Assignment
Could the data underneath be repeated exactly, in full?

##########

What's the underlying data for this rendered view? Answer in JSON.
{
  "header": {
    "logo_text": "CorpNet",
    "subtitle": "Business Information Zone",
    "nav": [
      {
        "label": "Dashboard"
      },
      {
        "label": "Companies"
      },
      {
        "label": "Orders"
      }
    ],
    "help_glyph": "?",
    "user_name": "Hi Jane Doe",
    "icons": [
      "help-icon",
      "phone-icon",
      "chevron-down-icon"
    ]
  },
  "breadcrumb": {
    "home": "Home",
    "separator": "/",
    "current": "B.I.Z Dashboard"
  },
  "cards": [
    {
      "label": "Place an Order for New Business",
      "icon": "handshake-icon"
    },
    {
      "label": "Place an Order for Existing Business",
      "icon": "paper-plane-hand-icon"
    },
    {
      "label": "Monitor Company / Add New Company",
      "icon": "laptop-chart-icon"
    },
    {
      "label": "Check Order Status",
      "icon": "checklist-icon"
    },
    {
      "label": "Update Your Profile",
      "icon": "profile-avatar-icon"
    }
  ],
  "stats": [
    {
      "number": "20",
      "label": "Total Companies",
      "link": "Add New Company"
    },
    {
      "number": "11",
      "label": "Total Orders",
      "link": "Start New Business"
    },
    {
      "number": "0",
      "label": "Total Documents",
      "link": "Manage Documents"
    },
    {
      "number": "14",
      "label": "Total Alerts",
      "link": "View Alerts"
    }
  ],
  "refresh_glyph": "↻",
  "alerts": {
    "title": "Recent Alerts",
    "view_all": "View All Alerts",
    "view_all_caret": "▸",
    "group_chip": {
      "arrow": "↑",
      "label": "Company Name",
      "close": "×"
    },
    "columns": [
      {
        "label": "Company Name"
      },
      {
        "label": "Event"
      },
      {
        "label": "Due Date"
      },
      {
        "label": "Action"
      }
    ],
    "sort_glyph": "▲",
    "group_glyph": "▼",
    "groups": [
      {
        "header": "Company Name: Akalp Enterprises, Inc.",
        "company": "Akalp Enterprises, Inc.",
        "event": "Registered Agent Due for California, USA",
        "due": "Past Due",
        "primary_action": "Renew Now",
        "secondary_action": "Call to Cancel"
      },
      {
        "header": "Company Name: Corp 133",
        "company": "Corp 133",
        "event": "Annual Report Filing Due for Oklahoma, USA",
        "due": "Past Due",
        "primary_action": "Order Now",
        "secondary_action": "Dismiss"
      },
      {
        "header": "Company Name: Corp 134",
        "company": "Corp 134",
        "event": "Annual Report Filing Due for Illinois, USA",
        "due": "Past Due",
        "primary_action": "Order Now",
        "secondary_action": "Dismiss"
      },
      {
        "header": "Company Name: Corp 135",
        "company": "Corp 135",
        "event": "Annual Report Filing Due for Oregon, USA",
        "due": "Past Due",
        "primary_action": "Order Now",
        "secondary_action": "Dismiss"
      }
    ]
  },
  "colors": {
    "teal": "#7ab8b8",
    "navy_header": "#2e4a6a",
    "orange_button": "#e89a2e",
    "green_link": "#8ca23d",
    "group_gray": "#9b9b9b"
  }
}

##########

Solution to the problem
What's the underlying data for this rendered view? Answer in JSON.
{
  "header": {
    "logo_text": "CorpNet",
    "subtitle": "Business Information Zone",
    "nav": [
      {
        "label": "Dashboard"
      },
      {
        "label": "Companies"
      },
      {
        "label": "Orders"
      }
    ],
    "help_glyph": "?",
    "user_name": "Hi Jane Doe",
    "icons": [
      "help-icon",
      "phone-icon",
      "chevron-down-icon"
    ]
  },
  "breadcrumb": {
    "home": "Home",
    "separator": "/",
    "current": "B.I.Z Dashboard"
  },
  "cards": [
    {
      "label": "Place an Order for New Business",
      "icon": "handshake-icon"
    },
    {
      "label": "Place an Order for Existing Business",
      "icon": "paper-plane-hand-icon"
    },
    {
      "label": "Monitor Company / Add New Company",
      "icon": "laptop-chart-icon"
    },
    {
      "label": "Check Order Status",
      "icon": "checklist-icon"
    },
    {
      "label": "Update Your Profile",
      "icon": "profile-avatar-icon"
    }
  ],
  "stats": [
    {
      "number": "20",
      "label": "Total Companies",
      "link": "Add New Company"
    },
    {
      "number": "11",
      "label": "Total Orders",
      "link": "Start New Business"
    },
    {
      "number": "0",
      "label": "Total Documents",
      "link": "Manage Documents"
    },
    {
      "number": "14",
      "label": "Total Alerts",
      "link": "View Alerts"
    }
  ],
  "refresh_glyph": "↻",
  "alerts": {
    "title": "Recent Alerts",
    "view_all": "View All Alerts",
    "view_all_caret": "▸",
    "group_chip": {
      "arrow": "↑",
      "label": "Company Name",
      "close": "×"
    },
    "columns": [
      {
        "label": "Company Name"
      },
      {
        "label": "Event"
      },
      {
        "label": "Due Date"
      },
      {
        "label": "Action"
      }
    ],
    "sort_glyph": "▲",
    "group_glyph": "▼",
    "groups": [
      {
        "header": "Company Name: Akalp Enterprises, Inc.",
        "company": "Akalp Enterprises, Inc.",
        "event": "Registered Agent Due for California, USA",
        "due": "Past Due",
        "primary_action": "Renew Now",
        "secondary_action": "Call to Cancel"
      },
      {
        "header": "Company Name: Corp 133",
        "company": "Corp 133",
        "event": "Annual Report Filing Due for Oklahoma, USA",
        "due": "Past Due",
        "primary_action": "Order Now",
        "secondary_action": "Dismiss"
      },
      {
        "header": "Company Name: Corp 134",
        "company": "Corp 134",
        "event": "Annual Report Filing Due for Illinois, USA",
        "due": "Past Due",
        "primary_action": "Order Now",
        "secondary_action": "Dismiss"
      },
      {
        "header": "Company Name: Corp 135",
        "company": "Corp 135",
        "event": "Annual Report Filing Due for Oregon, USA",
        "due": "Past Due",
        "primary_action": "Order Now",
        "secondary_action": "Dismiss"
      }
    ]
  },
  "colors": {
    "teal": "#7ab8b8",
    "navy_header": "#2e4a6a",
    "orange_button": "#e89a2e",
    "green_link": "#8ca23d",
    "group_gray": "#9b9b9b"
  }
}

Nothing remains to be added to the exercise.